%%

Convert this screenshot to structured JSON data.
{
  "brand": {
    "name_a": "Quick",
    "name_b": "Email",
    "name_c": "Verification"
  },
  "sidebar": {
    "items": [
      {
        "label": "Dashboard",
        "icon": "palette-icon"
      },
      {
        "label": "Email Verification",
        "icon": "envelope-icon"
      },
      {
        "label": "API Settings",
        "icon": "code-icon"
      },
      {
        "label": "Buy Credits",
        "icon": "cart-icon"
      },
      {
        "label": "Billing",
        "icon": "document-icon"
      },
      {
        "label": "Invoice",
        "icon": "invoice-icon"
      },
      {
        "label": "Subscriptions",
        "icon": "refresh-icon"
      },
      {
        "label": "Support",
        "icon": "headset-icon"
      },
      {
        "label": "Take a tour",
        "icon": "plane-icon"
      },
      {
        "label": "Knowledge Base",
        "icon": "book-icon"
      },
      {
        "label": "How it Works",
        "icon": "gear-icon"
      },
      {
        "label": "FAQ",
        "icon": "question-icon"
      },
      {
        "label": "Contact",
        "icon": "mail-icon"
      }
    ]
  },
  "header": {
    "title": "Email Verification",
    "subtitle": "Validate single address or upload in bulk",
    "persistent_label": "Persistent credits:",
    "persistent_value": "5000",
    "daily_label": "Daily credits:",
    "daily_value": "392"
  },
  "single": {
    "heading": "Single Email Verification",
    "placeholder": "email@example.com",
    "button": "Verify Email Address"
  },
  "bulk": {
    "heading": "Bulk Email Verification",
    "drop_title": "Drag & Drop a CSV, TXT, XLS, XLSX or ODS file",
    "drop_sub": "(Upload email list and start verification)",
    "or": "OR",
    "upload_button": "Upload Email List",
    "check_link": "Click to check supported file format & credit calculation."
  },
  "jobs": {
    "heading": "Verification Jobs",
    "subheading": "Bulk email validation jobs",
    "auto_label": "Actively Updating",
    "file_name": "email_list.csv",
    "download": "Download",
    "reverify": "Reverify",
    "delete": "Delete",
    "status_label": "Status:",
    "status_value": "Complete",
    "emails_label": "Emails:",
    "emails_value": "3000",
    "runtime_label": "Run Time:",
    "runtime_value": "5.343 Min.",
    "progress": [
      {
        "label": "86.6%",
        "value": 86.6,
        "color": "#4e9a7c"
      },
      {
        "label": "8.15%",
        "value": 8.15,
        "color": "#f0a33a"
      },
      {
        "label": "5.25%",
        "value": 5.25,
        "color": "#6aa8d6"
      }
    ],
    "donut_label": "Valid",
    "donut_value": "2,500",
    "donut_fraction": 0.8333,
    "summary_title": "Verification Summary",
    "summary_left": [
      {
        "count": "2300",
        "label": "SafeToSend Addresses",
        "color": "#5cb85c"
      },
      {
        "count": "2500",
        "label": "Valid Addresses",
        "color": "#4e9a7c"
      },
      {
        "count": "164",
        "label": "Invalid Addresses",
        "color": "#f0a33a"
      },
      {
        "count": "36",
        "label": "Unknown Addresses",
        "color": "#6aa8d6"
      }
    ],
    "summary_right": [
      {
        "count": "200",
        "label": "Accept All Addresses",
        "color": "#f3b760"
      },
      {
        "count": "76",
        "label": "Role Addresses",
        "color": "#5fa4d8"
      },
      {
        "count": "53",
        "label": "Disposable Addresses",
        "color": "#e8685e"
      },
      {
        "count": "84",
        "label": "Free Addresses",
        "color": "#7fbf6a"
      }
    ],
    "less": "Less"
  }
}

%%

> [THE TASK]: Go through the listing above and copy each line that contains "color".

> [SOLUTION FOR THIS PROBLEM]:
        "color": "#4e9a7c"
        "color": "#f0a33a"
        "color": "#6aa8d6"
        "color": "#5cb85c"
        "color": "#4e9a7c"
        "color": "#f0a33a"
        "color": "#6aa8d6"
        "color": "#f3b760"
        "color": "#5fa4d8"
        "color": "#e8685e"
        "color": "#7fbf6a"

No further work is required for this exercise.